By Sarah Pridgeon
It was Alien Day last week, in case you didn’t notice. I didn’t find out myself until it was too late, cursing the lost opportunity of donning a gray bodysuit and ray gun to frighten the neighbors.
I then found myself disappointed to discover that Alien Day is all about celebrating the movie franchise that showed us Sigourney Weaver is both the heroine we need and the one we deserve. I now live in the land of Area 51 and Roswell, so I’ve been patiently waiting my turn for an intergalactic encounter.
It has yet to happen, but I live in hope. It’s not that I think there’s a chance it’s going to happen, just that I’d have lots of pertinent questions to ask if it did.
There’s as much interest in alien conspiracy theories in my homeland as there is here in the States. Unfortunately, as usual, most of our stories are wholly lacking in glamour and I’m not sure anyone will be calling in Mulder and Scully to investigate.
In Wiltshire, for example, there have been a number of claims from locals that UFOS are going about killing flocks of pigeons. That’s a very specific pattern of behavior, which implies either a phobia on the part of the aliens or that they know more about those sky rats than we do.
Our own UFO capital is the town of Warminster in Somerset, the county alongside my own. Clearly not thinking ahead to the merchandising opportunities, locals began reporting sightings in the 1960s of what became known as the Warminster Thing.
I suppose, if you don’t know what something is, it’s appropriate to call it a “thing”, but couldn’t they have come up with something cooler? After all, the Thing allegedly caused thundering noises, lights in the sky and cars to malfunction, which would look great on a t-shirt. It’s been spotted again recently, but it seems nobody thought to offer it a cup of tea and ask where it came from and what it wants.
Britain is also the home of the crop circle, the bizarre and “unexplained” phenomenon of giant shapes appearing in fields in the middle of the night.

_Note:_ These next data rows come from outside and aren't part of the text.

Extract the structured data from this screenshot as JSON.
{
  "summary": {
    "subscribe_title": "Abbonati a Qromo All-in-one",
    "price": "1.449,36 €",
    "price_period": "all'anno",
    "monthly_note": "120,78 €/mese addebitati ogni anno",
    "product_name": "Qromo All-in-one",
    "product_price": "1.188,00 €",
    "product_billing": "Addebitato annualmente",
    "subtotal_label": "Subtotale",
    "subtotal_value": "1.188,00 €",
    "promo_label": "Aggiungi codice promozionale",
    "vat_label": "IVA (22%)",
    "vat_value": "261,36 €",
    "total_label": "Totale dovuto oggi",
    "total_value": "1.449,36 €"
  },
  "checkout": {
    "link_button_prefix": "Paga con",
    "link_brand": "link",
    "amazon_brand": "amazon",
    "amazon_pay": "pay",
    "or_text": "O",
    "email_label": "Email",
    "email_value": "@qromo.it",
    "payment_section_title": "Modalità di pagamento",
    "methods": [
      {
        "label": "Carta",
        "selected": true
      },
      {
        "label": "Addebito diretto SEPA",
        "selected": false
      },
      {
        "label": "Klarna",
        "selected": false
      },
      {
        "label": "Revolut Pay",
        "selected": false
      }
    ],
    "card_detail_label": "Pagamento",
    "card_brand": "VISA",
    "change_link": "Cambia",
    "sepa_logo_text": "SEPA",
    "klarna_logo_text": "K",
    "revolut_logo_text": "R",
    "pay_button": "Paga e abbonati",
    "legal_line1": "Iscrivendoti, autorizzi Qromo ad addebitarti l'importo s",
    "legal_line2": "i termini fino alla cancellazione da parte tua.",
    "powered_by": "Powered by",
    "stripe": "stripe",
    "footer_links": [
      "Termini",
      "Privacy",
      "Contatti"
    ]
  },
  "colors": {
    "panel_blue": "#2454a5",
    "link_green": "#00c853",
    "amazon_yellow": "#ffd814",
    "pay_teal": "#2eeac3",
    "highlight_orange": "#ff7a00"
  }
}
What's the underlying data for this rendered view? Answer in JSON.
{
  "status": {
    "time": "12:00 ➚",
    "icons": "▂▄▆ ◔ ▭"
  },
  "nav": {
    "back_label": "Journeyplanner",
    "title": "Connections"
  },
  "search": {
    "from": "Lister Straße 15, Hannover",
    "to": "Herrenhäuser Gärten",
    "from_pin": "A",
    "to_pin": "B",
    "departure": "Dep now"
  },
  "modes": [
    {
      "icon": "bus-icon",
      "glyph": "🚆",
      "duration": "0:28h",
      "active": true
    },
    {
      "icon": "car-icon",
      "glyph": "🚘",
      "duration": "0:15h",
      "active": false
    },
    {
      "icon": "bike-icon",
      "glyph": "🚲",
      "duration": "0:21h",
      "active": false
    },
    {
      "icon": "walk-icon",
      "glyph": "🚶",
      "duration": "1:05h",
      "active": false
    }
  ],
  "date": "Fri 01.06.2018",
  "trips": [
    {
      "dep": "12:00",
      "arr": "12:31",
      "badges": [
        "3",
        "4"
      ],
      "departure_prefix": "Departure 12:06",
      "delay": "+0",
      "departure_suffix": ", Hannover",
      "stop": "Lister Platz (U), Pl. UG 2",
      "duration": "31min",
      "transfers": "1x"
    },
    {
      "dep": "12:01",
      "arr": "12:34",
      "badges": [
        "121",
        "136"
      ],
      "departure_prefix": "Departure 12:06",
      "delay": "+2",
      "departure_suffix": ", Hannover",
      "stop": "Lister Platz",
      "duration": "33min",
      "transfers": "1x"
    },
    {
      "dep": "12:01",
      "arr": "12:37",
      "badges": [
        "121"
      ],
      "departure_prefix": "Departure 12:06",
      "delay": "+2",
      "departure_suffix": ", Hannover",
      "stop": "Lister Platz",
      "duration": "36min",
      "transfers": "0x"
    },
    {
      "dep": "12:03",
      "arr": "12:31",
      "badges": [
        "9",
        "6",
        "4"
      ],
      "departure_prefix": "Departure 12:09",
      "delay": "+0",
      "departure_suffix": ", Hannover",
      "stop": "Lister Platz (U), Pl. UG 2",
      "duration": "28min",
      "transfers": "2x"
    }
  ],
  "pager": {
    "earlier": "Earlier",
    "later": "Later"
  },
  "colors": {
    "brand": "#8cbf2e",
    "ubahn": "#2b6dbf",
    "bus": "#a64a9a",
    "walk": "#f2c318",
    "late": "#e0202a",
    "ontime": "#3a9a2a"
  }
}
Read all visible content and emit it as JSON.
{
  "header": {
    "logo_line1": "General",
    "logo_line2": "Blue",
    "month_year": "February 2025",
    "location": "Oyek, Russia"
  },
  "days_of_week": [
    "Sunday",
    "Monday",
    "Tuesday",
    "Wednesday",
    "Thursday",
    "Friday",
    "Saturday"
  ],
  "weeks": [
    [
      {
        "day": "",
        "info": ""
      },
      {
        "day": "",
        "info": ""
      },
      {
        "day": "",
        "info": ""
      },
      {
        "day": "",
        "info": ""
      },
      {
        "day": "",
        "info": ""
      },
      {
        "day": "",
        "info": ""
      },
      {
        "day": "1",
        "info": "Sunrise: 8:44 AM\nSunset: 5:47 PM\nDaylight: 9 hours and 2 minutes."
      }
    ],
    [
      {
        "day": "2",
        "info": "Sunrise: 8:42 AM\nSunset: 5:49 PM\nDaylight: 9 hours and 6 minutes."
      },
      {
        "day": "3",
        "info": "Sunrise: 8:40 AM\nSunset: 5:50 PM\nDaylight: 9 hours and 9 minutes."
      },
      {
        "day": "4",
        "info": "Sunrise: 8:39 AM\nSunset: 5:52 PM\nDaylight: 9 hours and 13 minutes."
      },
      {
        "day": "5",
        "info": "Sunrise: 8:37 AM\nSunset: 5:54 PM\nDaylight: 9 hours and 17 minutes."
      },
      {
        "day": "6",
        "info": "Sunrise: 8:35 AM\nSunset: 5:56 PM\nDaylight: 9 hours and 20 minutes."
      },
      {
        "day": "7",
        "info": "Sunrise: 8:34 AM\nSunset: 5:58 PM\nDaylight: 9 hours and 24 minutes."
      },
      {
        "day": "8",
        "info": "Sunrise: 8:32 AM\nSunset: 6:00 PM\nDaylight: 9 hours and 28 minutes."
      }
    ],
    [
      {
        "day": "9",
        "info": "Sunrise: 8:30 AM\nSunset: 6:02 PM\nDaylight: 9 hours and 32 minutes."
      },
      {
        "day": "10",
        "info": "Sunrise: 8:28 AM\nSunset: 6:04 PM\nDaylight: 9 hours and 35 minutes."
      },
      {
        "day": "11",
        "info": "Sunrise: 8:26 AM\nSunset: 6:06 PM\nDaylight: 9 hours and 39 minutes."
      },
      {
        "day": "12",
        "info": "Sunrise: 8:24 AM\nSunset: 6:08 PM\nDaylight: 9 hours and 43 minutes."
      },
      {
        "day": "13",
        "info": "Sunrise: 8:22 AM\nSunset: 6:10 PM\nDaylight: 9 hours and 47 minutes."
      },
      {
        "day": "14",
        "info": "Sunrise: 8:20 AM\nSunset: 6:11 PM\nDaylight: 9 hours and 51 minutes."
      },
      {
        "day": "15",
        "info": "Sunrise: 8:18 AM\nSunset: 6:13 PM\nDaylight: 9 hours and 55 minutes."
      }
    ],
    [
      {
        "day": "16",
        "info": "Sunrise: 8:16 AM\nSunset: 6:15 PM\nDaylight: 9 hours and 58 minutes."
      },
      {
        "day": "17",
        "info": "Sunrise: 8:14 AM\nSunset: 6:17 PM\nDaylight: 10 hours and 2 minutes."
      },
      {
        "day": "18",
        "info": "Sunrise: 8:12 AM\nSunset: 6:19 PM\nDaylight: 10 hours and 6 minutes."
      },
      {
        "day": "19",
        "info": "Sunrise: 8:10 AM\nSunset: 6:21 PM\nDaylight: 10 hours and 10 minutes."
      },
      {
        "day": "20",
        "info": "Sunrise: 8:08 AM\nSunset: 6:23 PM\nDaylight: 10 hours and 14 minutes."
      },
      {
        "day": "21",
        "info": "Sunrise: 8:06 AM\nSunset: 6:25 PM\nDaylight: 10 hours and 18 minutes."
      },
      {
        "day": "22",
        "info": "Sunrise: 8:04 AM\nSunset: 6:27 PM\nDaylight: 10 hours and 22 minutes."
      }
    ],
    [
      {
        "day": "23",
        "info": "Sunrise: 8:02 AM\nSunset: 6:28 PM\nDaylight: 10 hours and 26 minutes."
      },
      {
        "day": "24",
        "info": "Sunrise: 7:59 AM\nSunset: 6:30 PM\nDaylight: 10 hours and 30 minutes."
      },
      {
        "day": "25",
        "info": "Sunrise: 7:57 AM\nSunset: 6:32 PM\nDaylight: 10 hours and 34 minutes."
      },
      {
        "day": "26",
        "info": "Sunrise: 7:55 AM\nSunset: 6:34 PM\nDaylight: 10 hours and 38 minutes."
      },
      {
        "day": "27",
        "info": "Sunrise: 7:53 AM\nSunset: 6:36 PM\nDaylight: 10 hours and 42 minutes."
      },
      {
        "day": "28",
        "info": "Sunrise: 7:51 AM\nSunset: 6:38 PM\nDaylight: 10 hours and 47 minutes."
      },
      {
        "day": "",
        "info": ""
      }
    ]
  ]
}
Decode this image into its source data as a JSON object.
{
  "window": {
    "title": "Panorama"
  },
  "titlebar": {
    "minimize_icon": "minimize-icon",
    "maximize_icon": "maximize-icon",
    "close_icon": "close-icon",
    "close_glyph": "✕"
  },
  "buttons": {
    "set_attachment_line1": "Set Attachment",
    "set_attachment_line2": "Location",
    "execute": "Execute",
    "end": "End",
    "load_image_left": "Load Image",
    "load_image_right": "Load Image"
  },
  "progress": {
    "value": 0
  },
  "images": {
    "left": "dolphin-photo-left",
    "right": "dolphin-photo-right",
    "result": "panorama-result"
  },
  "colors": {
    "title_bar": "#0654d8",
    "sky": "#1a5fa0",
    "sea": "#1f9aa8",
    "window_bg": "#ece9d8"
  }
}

My overwhelming reaction is that I’d be murderous about it if I was a farmer – all that hard work going to waste.
Two pranksters, Bower and Chorley, claimed they had made all the crop circles in the country before 1987 and most of them until 1991 – they even made one in front of a group of journalists that a cereologist (which you have to admit is a brilliant name for a career path) later declared was authentic.
He wasn’t wrong – it was authentic, in that it had been made by the same people who made all the rest. A researcher then noted that most of the circles in fields have appeared near easy access from roads and towns (and are presumably close to the gate). My favorite additional piece of “proof” they are fake is that most of them appear in areas with a “historical tendency” for making really big things like Stonehenge, pictures in chalk hills and burial mounds. The theory appears to be that our ancestors were keen on scratching drawings on the hillside, so the current population must be looking for its own artistic preferences.
It also turns out that we’ve been making crop circles for centuries – well before anyone had thought up the idea of UFOs. The first crop circle appeared in a pamphlet in 1678 called “The Mowing Devil”, which tells of a farmer who refused to pay a laborer’s high rates to mow his field and said he’d rather have the Devil do it instead.
Clearly in a more obliging mood than usual, the Devil did just that – the field appeared to be on fire during the night and, in the morning, was more perfectly mowed than a human could achieve. I assume a cereologist then arrived with a magnifying glass and declared it was definitely authentic.
We even have our own Roswell – or, at least, we call it that – in the Rendlesham Forest incident. Just outside an RAF base, at that time used by the U.S. Air Force, personnel apparently saw unexplained lights and sent a group of hapless individuals into the forest to investigate.
They claimed to have seen a glowing metallic object with colored lights, moving through the trees and mightily upsetting the chickens on a nearby farm. The next day, a triangular impression was found on the ground.
Astronomers have since decided it was a piece of “natural debris” burning up as a fireball, which is alarming in itself. I should also note that the event took place the day after Christmas, so I’m curious if there might have been some brandy involved.
We’ve even had encounters of the third kind, one of them spawning perhaps my favorite headline of all time in a respectable British newspaper: “Lemon-headed alien attempted to abduct boys”. The pair were stopped in a field at about midnight (and I’m sure had at no point imbibed any beer during the preceding evening) when they saw the UFO.
They told police that the lemon-shaped head had a voice, which told them, “We want you, come with us”. Sensibly, they declined the offer and ran away instead.
The UFO can’t have wanted them all that much, because the boys told police it shot off into the air and disappeared. The farmer to whom the field belonged said he’d seen nothing strange at all.
I wish I was more convinced by some of these stories – you have to admit, it would be a fascinating experience to meet a little green man. It’s a little sad to know that I’ll always be the most alien being I know, at least according to U.S. Immigration Office records.